Break-even means your net earnings are exactly zero, you haven’t earned a profit or a loss.

Knowing this figure, essentially knowing your fixed costs in your business just to keep the doors open and everyone employed, allows you to calculate your minimum gross profit required to operate.

This is useful information in the event of a pandemic or other unexpected economic crisis, so you can pin point when and how you might need to adjust your business to survive.

Using break-even as a benchmark to know what changes you’ll need to make to target a particular profit goal in the future is how shop owners can plan for success and develop more specific goals for service writers and the shop.

The first thing you need to know is your total fixed costs.

These are all the expenses that your business incurs whether or not you make any revenue.

Typically, this is everything below your gross profit and if you look at your accountants financial statements you’ll have a more accurate figure that includes your income tax expense; also if you pay yourself in dividends, then you’ll need to add this to the expenses.

Shop labour might not be included in your expenses, though it really should be since it is a fairly fixed expense; If your shop labour lives up in Cost Of Goods Sold, then add that figure to expenses as well.

So we have:

Expenses + Income Tax Expense + Dividends + Shop Labour = Total Fixed Expenses

So in order to keep the doors open and continue to operate you need to earn Gross Profit = Total Fixed Expenses (At Minimum!).

Now figuring out your gross profit based on how much sales you need is a matter of understanding your average gross profit margin % (points) on your sales.

This next part is crucial to understand and I sometimes see shop owners mix this up.

To calculate this take Gross Profit and Divide by Sales so:

Sales$1,000,000
Cost of Goods Sold (COS)$    600,000
Gross Profit (sales – COS)$    400,000
  
Gross Profit$    400,000
Divide by Sales$1,000,000
Gross Profit % (Points)               40%

 

So with average gross profit % of 40% (that’s the average points on sales) then to achieve the minimum break-even of let’s say $500,000 then the shop calculates sales required as Break-even/(1/40%). So 1/40% = 2.5.

This 2.5 is your multiplier that you must multiply by your break-even :

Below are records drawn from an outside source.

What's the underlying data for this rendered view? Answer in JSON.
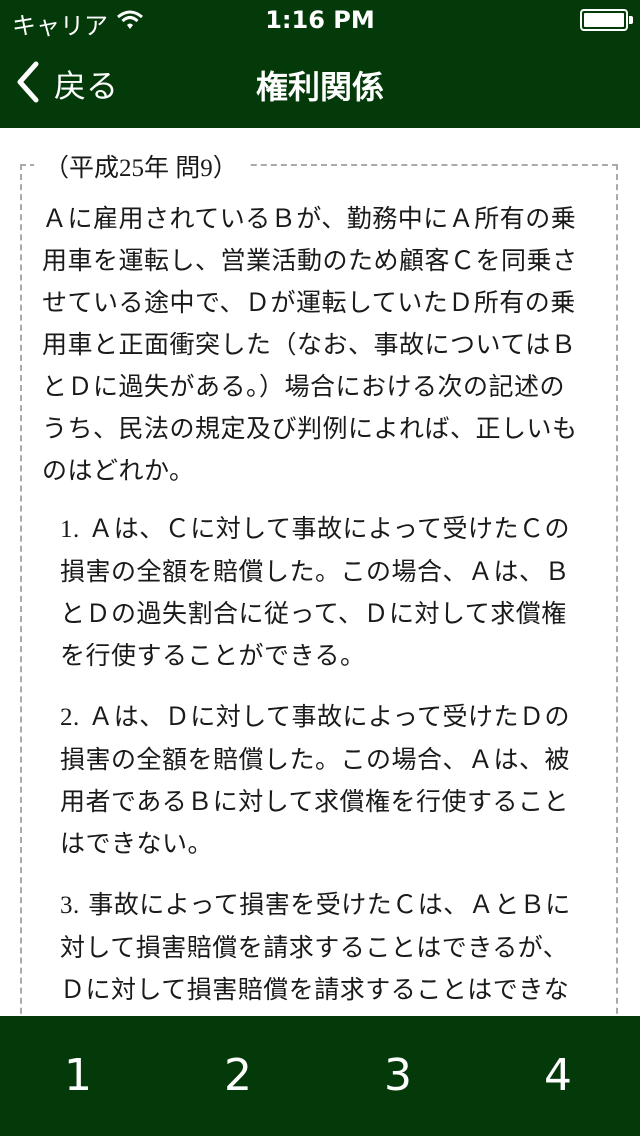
{
  "status_bar": {
    "carrier": "キャリア",
    "time": "1:16 PM",
    "wifi_icon": "wifi-icon",
    "battery_icon": "battery-icon"
  },
  "nav": {
    "back_label": "戻る",
    "back_icon": "chevron-left-icon",
    "title": "権利関係"
  },
  "question": {
    "source": "（平成25年 問9）",
    "text": "Ａに雇用されているＢが、勤務中にＡ所有の乗用車を運転し、営業活動のため顧客Ｃを同乗させている途中で、Ｄが運転していたＤ所有の乗用車と正面衝突した（なお、事故についてはＢとＤに過失がある。）場合における次の記述のうち、民法の規定及び判例によれば、正しいものはどれか。",
    "choices": [
      {
        "number": "1.",
        "text": "Ａは、Ｃに対して事故によって受けたＣの損害の全額を賠償した。この場合、Ａは、ＢとＤの過失割合に従って、Ｄに対して求償権を行使することができる。"
      },
      {
        "number": "2.",
        "text": "Ａは、Ｄに対して事故によって受けたＤの損害の全額を賠償した。この場合、Ａは、被用者であるＢに対して求償権を行使することはできない。"
      },
      {
        "number": "3.",
        "text": "事故によって損害を受けたＣは、ＡとＢに対して損害賠償を請求することはできるが、Ｄに対して損害賠償を請求することはできな"
      }
    ]
  },
  "answer_bar": {
    "buttons": [
      "1",
      "2",
      "3",
      "4"
    ]
  },
  "colors": {
    "bar_background": "#043a09",
    "bar_text": "#ffffff",
    "frame_border": "#aaaaaa"
  }
}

Break-even$   500,000
X’s (1/40%) or 2.5              2.5
Sales required =$1,250,000

 

Knowing this figure and breaking it down further by quarter (need to ensure you have a large portion allocated to the Oct – Dec quarter and March – May) then you can really start to monitor how your business is performing.

If this is the minimum required to cover your costs, then you know any additional sales result in bottom line additional revenue.

So if your break-even is met then for every additional $1 sale you add $0.40 to your bottom line.

So if you want to earn $100,000 in net profit then you actually need to increase sales by $100,000 x’s (1/GP%) =$250,000

Additional net profit$  100,000
X’s (1/40%) or 2.5             2.5
Sales required =$  250,000

 

It’s easier said than done to increase sales by $250,000, and you have to consider other factors such as

  1. do we have enough space in the shop
  2. do we need an additional hoist/diagnostic equipment etc…
  3. do I need to hire another technician

There’s another important fact we aren’t looking at here and that’s the average profit margin % the shop currently earns.

See 40% as an average is very low and is not in line with industry averages.

The top performing tire shops we work with, earn an average of 60% gross profit margin% (remember labour is NOT in cost of goods sold, if you have labour in cost of goods sold then 40% is actually good, you just need to back out labour and see what you’re really at if you want to follow these recommendations).

So if the shop now focuses on improving average gross margin % even just by 2 points, keeping the cost constant at $400,000 (because we’re doing the same business as before, just with a better profit margin % or points).

Figure out our sales as our $Cost of goods sold/ (1-42% points target) = $600,000/58% = $1,034,483

Sales$1,034,483
Cost of Goods Sold (COS)$    600,000
Gross Profit (sales – COS)$    434,483
Gross Profit                42%

 

For every increase in average profit margin % (points) you are adding cash directly to your bottom line.

Now lets look at a top performing shops 60% gross profit margin and how that affects the bottom line

Figure out our sales as our $Cost of goods sold/ (1-42% points target) = $600,000/40% = $1,500,000.

Sales$1,500,000
Cost of Goods Sold (COS)$    600,000
Gross Profit (sales – COS)$    900,000
Gross Profit                60%

 

When I say top performing shops operate more smoothly, with less time working in the shop by owners and less stress for the team, it is this approach to focusing on strengthening the profit margins first that achieves these results.

Because tire shops sell 2 things 1 – Products and 2 – Labour we have to analyze what margins are now and strategize on how to make incremental improvements to improve the shops performance.

With our concentrated efforts working with owners and management to develop an appropriate Product Price Matrix and Service Code matrix; making use of the available settings in shop management software we can dramatically improve the profit margins.